Visual Universitätsmedizin Mainz

Clinical stress and resilience research

Principal investigator

Prof. Dr. Katja Petrowski

 

Habituation or sensitivation as a possible resilience mechanism and vulnerability mechanism

According to the TK Stress Study 2016, increasing stress is responsible for increasing sick days (> 15 sick days per person and year). Fatigue is cited as the second most common cause of chronic complaints. Everyone is exposed to stress in their everyday life. Some stressors occur repeatedly or even regularly (illnesses, conflicts in work or private life, etc.). In order to stay mentally and physically healthy, it is necessary to adapt to these stressors in such a way that they are not a regular burden. Some people manage this habituation to stressful events, whereas other people react more intensely to repeated confrontation (sensitization) and are thus at risk of developing stress-related illnesses.

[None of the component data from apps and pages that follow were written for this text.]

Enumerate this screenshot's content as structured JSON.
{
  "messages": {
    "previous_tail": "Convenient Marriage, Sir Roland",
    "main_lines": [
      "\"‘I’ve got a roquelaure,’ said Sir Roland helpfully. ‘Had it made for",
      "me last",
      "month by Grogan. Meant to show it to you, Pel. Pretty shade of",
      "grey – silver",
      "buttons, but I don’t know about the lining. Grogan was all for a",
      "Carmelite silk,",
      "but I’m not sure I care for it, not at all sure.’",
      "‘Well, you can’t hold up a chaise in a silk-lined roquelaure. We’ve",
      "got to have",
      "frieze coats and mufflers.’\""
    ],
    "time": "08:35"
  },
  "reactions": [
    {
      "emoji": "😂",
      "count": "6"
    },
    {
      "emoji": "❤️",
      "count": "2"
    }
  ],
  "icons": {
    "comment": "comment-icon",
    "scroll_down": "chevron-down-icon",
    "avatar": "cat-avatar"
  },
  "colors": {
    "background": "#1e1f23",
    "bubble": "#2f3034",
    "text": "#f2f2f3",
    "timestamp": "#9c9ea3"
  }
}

The question arises as to which factors have an influence on whether someone shows habituation or sensitization to a repeated stressor. In this study with within-subject design, examinations on the habituation or sensitization of the hormonal stress load to repeated stressors are examined on healthy test persons. The stress parameters are recorded before and after repeated physiological stressors (electrodermal stimulation).

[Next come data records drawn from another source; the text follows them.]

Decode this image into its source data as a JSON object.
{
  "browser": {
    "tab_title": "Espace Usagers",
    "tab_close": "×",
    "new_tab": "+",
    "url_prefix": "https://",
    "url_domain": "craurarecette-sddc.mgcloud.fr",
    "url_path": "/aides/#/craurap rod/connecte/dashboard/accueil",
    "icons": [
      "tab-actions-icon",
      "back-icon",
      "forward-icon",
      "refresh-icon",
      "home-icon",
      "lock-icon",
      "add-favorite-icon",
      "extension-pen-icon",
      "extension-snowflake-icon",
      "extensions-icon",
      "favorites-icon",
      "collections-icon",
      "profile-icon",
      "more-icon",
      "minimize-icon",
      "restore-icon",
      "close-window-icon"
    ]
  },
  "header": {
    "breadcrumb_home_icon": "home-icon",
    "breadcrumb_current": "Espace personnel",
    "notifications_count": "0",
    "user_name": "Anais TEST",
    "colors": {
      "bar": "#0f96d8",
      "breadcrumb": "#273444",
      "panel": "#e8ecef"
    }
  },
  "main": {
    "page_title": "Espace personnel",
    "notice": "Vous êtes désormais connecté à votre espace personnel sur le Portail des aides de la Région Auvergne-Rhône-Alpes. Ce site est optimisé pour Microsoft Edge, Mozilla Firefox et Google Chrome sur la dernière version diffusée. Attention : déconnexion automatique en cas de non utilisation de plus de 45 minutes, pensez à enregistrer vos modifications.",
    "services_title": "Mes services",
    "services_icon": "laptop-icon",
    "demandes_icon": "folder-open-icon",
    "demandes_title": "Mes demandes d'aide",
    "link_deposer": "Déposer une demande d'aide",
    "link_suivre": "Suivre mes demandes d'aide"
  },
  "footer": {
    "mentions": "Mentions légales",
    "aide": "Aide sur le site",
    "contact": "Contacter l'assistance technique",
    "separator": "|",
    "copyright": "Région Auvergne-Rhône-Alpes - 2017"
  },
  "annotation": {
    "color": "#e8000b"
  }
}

Inclusion criteria:

  •  Healthy persons between the ages of 18 and 65

  • without chronic and acute illnesses

Exclusion criteria:

  • chronic diseases (metabolic diseases, autoimmune diseases, heart diseases, blood diseases)
    endocrinological disease

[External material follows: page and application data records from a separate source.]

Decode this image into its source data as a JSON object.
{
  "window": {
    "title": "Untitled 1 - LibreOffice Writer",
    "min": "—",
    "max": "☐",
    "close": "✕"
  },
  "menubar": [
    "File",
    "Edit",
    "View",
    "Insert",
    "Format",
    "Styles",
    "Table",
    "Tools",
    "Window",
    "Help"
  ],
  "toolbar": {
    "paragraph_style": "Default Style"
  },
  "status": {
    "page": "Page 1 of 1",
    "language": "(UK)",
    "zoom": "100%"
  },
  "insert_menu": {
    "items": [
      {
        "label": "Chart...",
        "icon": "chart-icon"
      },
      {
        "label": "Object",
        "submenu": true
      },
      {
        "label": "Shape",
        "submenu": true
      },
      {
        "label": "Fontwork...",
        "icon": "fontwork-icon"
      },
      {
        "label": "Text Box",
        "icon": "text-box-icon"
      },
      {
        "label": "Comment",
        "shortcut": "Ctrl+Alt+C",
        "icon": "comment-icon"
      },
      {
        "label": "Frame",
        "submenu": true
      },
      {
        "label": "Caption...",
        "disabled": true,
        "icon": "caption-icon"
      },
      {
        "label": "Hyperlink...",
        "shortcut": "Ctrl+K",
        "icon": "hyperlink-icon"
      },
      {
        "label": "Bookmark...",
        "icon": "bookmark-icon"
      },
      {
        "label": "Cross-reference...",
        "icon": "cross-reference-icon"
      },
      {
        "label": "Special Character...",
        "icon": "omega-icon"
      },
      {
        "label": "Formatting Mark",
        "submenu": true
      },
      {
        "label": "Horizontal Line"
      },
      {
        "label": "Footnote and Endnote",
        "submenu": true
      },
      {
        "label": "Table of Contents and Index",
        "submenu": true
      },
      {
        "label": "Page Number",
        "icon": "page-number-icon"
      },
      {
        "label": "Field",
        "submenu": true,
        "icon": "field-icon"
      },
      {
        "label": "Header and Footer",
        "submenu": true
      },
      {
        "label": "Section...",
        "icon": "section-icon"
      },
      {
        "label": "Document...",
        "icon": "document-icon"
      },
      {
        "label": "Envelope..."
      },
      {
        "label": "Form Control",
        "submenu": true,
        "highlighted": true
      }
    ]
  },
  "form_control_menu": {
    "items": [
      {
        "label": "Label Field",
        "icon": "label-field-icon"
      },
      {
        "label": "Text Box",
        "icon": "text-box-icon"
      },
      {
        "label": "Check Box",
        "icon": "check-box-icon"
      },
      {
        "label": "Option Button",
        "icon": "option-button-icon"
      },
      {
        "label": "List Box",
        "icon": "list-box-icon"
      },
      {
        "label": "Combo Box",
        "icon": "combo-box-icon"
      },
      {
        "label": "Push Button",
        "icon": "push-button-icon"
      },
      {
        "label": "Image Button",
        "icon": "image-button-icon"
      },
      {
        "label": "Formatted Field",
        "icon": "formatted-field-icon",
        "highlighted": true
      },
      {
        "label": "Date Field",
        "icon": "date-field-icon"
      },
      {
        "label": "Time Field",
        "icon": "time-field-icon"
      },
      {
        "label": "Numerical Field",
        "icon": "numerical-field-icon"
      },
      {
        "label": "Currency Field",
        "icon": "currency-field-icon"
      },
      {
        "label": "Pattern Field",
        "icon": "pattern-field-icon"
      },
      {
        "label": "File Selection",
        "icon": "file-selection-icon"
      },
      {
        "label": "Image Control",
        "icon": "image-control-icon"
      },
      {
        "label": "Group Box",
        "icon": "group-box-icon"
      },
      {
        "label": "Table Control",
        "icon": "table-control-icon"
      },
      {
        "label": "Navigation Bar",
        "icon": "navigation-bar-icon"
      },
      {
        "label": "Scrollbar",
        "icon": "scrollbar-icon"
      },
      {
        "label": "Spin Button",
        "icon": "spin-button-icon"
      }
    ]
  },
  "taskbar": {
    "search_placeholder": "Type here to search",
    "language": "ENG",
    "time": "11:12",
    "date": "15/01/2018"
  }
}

  • Obesity according to ICD 10

  • mental illness

  • acute illnesses or infections

  • Taking psychotropic drugs

  • Taking cortisone supplements

  • Nicotine consumption> 10 cigarettes / day

Air pollution and stress resilience in a representative study of Germany

Recently, there has been a growing debate on the role of the physical environment and mental health. The relevance of gaining more insights on what constitute risk and protective factors for mental health seems to be more important now than ever. This study investigates the physical environmental factor air pollution measured by particulate matter of particles with an aerodynamic diameter smaller than 10 µm (PM10) with and effects on mental health and well-being factors (life satisfaction, stress resilience, anxiety, depression, and self-esteem). A nationally representative face- to-face household survey was conducted. The representative German sample with an age range between 18 to 92 years is used. Addresses were selected according to the random route procedure. Of the 8,398 addresses selected, 8,106 proved valid. A total of 5,036 persons agreed to participate, provided verbal in- formed consent, and completed the study questionnaires. The response rate among those individuals who were asked to participate by the interviewers was 72.9%. Considering that Germany is still not reaching the WHO air quality standards - poor air quality may affect a large proportion of Germans.

For further trials, see webpage of the SPE

  • Effects of heart rate variability (HRV) biofeedback on HRV and immune response in patients with panic disorder
  • Exposure therapy for patients with agoraphobia with an innovative 360° real life virtual reality-technique
  • Comparison of the habituation processes between healthy people and patients with social phobia before and after exposure treatment
  • Comparison of the chewing behaviour of patients suffering from obesity and healthy participants under resting and stress conditions
  • Cumulative hair cortisol before a traffic accident with traumatic brain injury as a predictor for the development and course of trauma-related disorders